Excerpts from an interface dataset:
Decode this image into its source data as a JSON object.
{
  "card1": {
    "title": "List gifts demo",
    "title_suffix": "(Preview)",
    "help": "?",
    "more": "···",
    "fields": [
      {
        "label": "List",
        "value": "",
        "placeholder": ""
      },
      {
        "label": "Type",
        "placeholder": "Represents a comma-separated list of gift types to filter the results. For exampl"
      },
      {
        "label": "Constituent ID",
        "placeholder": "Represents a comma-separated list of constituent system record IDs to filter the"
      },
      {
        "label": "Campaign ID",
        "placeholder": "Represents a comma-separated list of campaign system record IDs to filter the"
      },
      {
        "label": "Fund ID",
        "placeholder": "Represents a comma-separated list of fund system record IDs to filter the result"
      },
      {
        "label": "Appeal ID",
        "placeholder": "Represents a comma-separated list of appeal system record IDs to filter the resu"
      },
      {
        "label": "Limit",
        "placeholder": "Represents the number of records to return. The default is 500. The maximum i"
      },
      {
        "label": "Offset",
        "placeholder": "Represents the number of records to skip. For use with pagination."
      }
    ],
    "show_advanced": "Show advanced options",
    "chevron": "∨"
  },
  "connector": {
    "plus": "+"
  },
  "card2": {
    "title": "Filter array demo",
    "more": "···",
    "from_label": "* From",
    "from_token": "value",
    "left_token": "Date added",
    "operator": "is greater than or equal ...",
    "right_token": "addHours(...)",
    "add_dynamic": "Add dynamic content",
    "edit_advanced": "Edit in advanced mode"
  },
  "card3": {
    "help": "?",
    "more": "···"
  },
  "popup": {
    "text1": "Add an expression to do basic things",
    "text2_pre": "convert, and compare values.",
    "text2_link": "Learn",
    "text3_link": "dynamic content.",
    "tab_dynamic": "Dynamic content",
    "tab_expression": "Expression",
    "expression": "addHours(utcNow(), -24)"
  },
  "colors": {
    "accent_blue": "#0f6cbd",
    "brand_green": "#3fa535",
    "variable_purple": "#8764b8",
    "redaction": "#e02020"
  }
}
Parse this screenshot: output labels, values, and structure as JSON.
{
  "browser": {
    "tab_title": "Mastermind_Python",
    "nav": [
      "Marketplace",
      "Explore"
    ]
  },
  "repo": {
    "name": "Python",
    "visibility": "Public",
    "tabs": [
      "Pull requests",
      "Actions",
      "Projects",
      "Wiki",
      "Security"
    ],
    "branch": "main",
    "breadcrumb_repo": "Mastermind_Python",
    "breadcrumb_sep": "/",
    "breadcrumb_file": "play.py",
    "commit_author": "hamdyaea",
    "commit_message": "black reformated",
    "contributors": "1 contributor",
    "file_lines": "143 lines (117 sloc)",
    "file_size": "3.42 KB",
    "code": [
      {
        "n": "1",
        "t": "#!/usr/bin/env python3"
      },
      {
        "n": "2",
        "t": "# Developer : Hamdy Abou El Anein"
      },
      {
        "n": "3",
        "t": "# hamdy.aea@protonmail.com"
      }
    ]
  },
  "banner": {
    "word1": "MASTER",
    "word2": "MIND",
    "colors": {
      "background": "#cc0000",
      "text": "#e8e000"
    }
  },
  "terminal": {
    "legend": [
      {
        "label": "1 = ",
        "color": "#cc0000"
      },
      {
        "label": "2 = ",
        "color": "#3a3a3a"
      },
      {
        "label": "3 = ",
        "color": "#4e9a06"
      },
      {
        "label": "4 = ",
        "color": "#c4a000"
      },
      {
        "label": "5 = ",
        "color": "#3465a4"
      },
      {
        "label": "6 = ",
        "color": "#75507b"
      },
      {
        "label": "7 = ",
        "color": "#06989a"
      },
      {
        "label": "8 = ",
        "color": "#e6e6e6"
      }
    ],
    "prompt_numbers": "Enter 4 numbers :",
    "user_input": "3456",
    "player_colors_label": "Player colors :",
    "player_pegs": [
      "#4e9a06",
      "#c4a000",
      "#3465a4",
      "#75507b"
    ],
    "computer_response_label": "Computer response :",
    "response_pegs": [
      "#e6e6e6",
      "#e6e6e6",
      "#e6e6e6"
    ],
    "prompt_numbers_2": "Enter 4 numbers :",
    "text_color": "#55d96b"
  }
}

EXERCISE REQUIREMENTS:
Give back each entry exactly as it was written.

ANSWER:
Decode this image into its source data as a JSON object.
{
  "card1": {
    "title": "List gifts demo",
    "title_suffix": "(Preview)",
    "help": "?",
    "more": "···",
    "fields": [
      {
        "label": "List",
        "value": "",
        "placeholder": ""
      },
      {
        "label": "Type",
        "placeholder": "Represents a comma-separated list of gift types to filter the results. For exampl"
      },
      {
        "label": "Constituent ID",
        "placeholder": "Represents a comma-separated list of constituent system record IDs to filter the"
      },
      {
        "label": "Campaign ID",
        "placeholder": "Represents a comma-separated list of campaign system record IDs to filter the"
      },
      {
        "label": "Fund ID",
        "placeholder": "Represents a comma-separated list of fund system record IDs to filter the result"
      },
      {
        "label": "Appeal ID",
        "placeholder": "Represents a comma-separated list of appeal system record IDs to filter the resu"
      },
      {
        "label": "Limit",
        "placeholder": "Represents the number of records to return. The default is 500. The maximum i"
      },
      {
        "label": "Offset",
        "placeholder": "Represents the number of records to skip. For use with pagination."
      }
    ],
    "show_advanced": "Show advanced options",
    "chevron": "∨"
  },
  "connector": {
    "plus": "+"
  },
  "card2": {
    "title": "Filter array demo",
    "more": "···",
    "from_label": "* From",
    "from_token": "value",
    "left_token": "Date added",
    "operator": "is greater than or equal ...",
    "right_token": "addHours(...)",
    "add_dynamic": "Add dynamic content",
    "edit_advanced": "Edit in advanced mode"
  },
  "card3": {
    "help": "?",
    "more": "···"
  },
  "popup": {
    "text1": "Add an expression to do basic things",
    "text2_pre": "convert, and compare values.",
    "text2_link": "Learn",
    "text3_link": "dynamic content.",
    "tab_dynamic": "Dynamic content",
    "tab_expression": "Expression",
    "expression": "addHours(utcNow(), -24)"
  },
  "colors": {
    "accent_blue": "#0f6cbd",
    "brand_green": "#3fa535",
    "variable_purple": "#8764b8",
    "redaction": "#e02020"
  }
}
Parse this screenshot: output labels, values, and structure as JSON.
{
  "browser": {
    "tab_title": "Mastermind_Python",
    "nav": [
      "Marketplace",
      "Explore"
    ]
  },
  "repo": {
    "name": "Python",
    "visibility": "Public",
    "tabs": [
      "Pull requests",
      "Actions",
      "Projects",
      "Wiki",
      "Security"
    ],
    "branch": "main",
    "breadcrumb_repo": "Mastermind_Python",
    "breadcrumb_sep": "/",
    "breadcrumb_file": "play.py",
    "commit_author": "hamdyaea",
    "commit_message": "black reformated",
    "contributors": "1 contributor",
    "file_lines": "143 lines (117 sloc)",
    "file_size": "3.42 KB",
    "code": [
      {
        "n": "1",
        "t": "#!/usr/bin/env python3"
      },
      {
        "n": "2",
        "t": "# Developer : Hamdy Abou El Anein"
      },
      {
        "n": "3",
        "t": "# hamdy.aea@protonmail.com"
      }
    ]
  },
  "banner": {
    "word1": "MASTER",
    "word2": "MIND",
    "colors": {
      "background": "#cc0000",
      "text": "#e8e000"
    }
  },
  "terminal": {
    "legend": [
      {
        "label": "1 = ",
        "color": "#cc0000"
      },
      {
        "label": "2 = ",
        "color": "#3a3a3a"
      },
      {
        "label": "3 = ",
        "color": "#4e9a06"
      },
      {
        "label": "4 = ",
        "color": "#c4a000"
      },
      {
        "label": "5 = ",
        "color": "#3465a4"
      },
      {
        "label": "6 = ",
        "color": "#75507b"
      },
      {
        "label": "7 = ",
        "color": "#06989a"
      },
      {
        "label": "8 = ",
        "color": "#e6e6e6"
      }
    ],
    "prompt_numbers": "Enter 4 numbers :",
    "user_input": "3456",
    "player_colors_label": "Player colors :",
    "player_pegs": [
      "#4e9a06",
      "#c4a000",
      "#3465a4",
      "#75507b"
    ],
    "computer_response_label": "Computer response :",
    "response_pegs": [
      "#e6e6e6",
      "#e6e6e6",
      "#e6e6e6"
    ],
    "prompt_numbers_2": "Enter 4 numbers :",
    "text_color": "#55d96b"
  }
}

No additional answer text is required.